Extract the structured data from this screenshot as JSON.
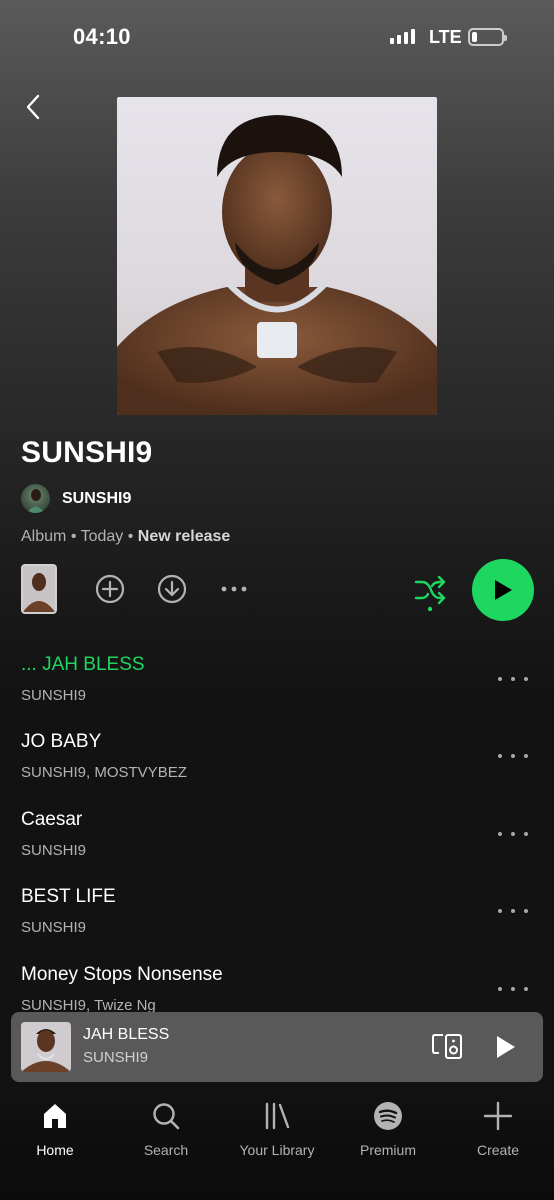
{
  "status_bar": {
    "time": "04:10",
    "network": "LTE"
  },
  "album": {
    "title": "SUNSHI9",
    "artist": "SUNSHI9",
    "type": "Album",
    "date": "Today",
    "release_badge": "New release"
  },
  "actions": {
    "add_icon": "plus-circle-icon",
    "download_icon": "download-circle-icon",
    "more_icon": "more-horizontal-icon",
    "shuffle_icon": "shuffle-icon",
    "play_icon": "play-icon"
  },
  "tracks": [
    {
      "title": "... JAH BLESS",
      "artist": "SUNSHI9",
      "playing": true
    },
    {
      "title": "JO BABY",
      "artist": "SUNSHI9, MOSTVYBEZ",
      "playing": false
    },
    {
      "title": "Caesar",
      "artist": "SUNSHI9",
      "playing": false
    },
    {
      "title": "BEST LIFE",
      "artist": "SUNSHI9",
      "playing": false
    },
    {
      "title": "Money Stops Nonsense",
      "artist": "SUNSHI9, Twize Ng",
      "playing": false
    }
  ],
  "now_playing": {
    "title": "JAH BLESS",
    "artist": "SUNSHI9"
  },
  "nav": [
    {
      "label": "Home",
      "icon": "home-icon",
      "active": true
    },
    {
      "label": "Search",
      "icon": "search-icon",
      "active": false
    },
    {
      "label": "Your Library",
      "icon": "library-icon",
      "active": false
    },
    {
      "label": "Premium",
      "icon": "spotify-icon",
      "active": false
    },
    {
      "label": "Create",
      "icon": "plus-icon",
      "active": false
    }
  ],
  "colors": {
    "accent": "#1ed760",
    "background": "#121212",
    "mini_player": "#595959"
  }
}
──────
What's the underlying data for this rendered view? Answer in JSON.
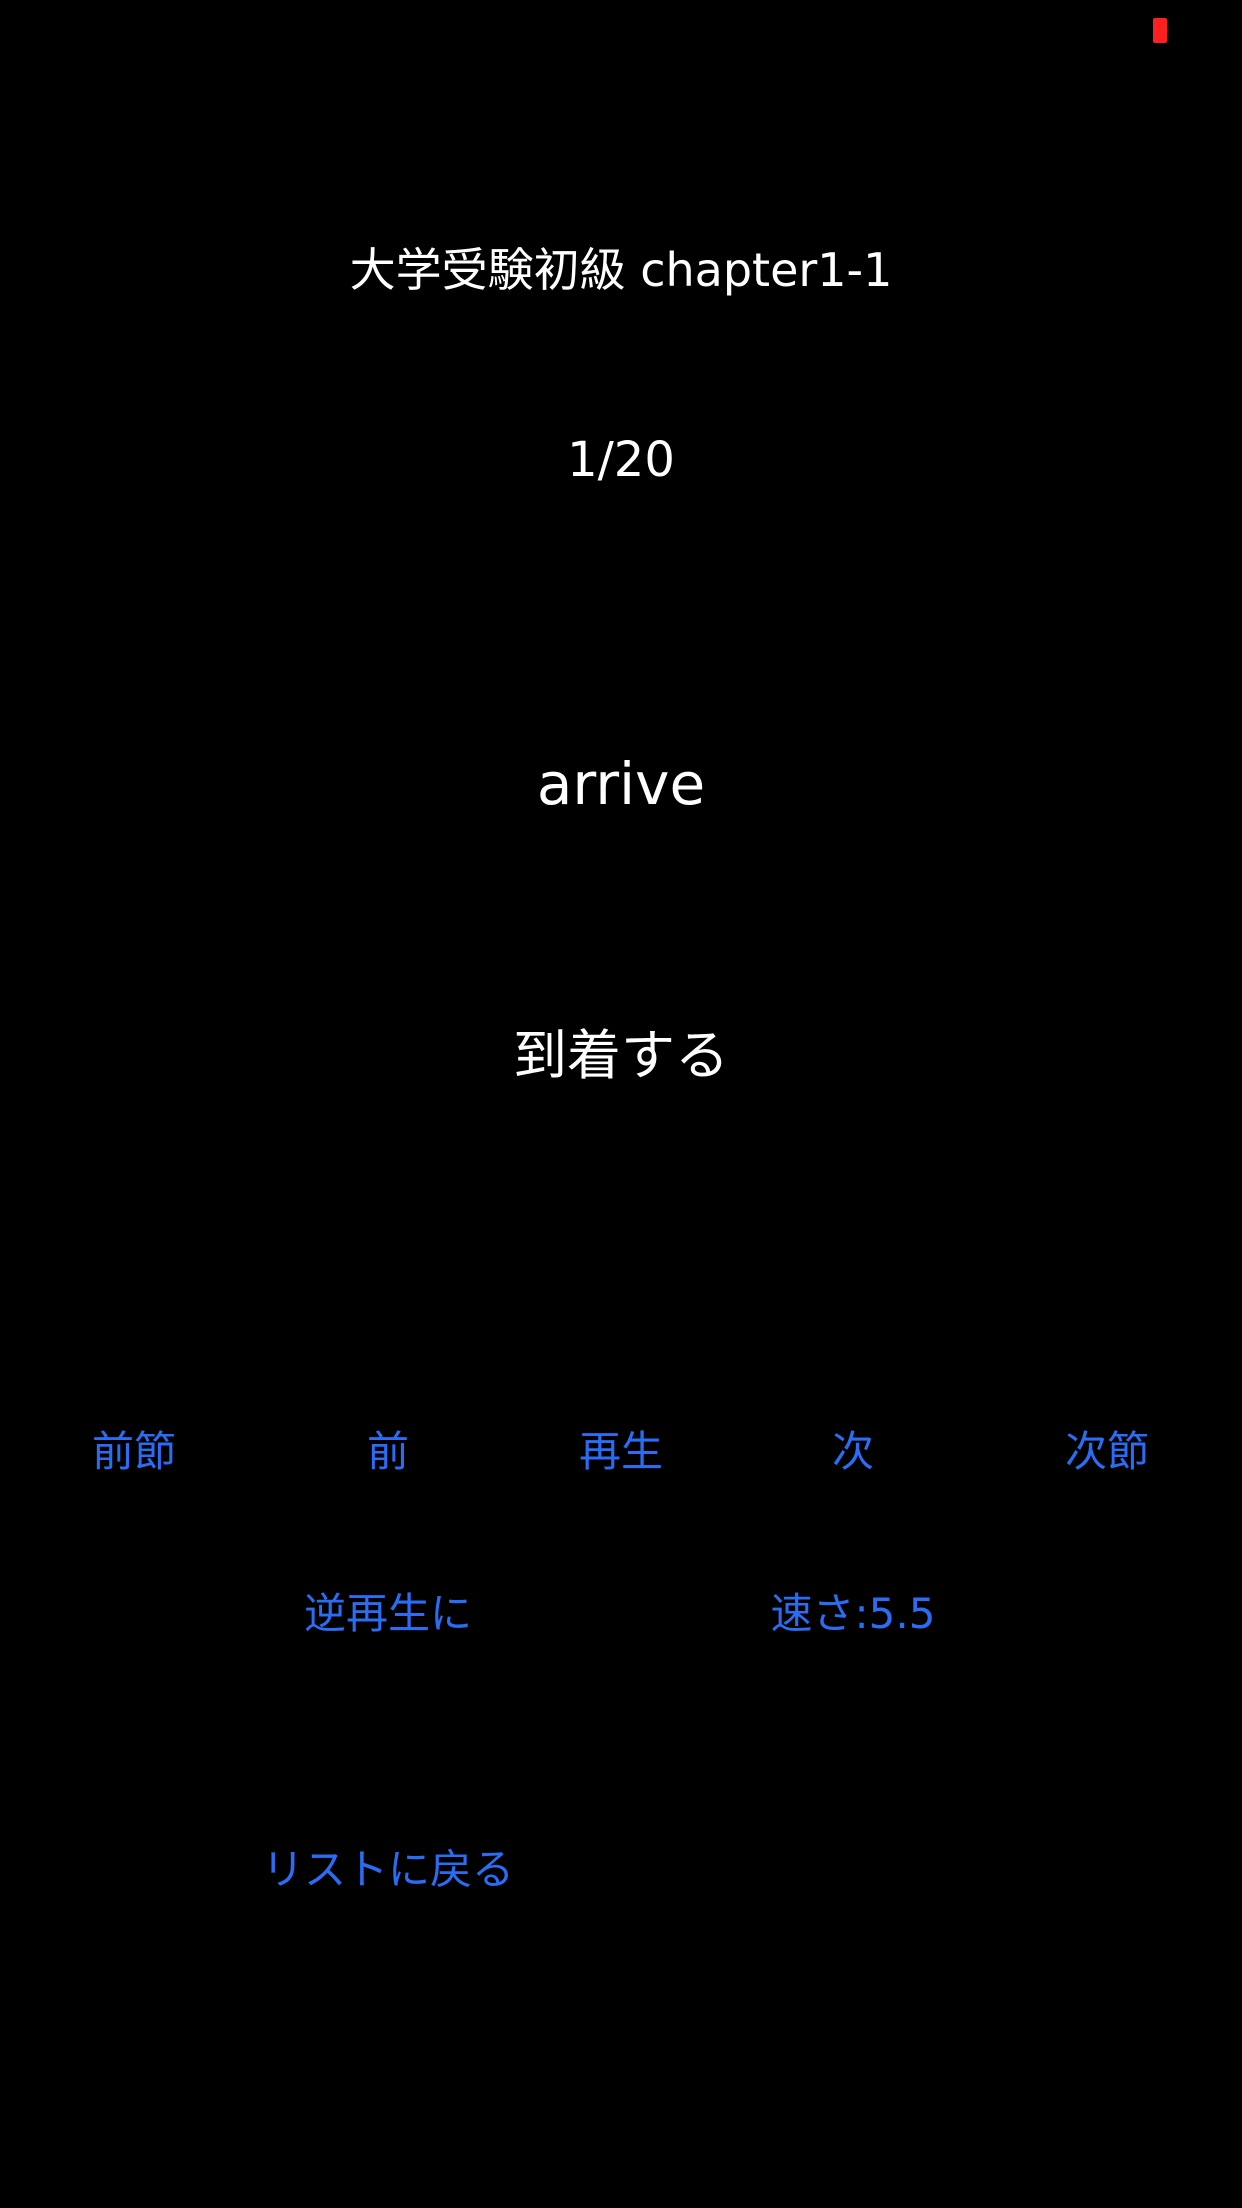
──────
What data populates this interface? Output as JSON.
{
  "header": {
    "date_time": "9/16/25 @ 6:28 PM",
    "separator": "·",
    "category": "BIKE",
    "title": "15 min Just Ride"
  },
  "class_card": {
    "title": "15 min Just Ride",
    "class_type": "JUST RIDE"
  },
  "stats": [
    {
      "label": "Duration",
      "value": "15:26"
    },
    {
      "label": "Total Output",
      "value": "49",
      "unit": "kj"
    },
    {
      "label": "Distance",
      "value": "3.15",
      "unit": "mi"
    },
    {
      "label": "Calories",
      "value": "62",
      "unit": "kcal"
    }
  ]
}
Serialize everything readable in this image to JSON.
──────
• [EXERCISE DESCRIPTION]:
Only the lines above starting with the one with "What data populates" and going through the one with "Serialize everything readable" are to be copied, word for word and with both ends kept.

• [RESPONSE AREA]:
What data populates this interface? Output as JSON.
{
  "header": {
    "date_time": "9/16/25 @ 6:28 PM",
    "separator": "·",
    "category": "BIKE",
    "title": "15 min Just Ride"
  },
  "class_card": {
    "title": "15 min Just Ride",
    "class_type": "JUST RIDE"
  },
  "stats": [
    {
      "label": "Duration",
      "value": "15:26"
    },
    {
      "label": "Total Output",
      "value": "49",
      "unit": "kj"
    },
    {
      "label": "Distance",
      "value": "3.15",
      "unit": "mi"
    },
    {
      "label": "Calories",
      "value": "62",
      "unit": "kcal"
    }
  ]
}
Serialize everything readable in this image to JSON.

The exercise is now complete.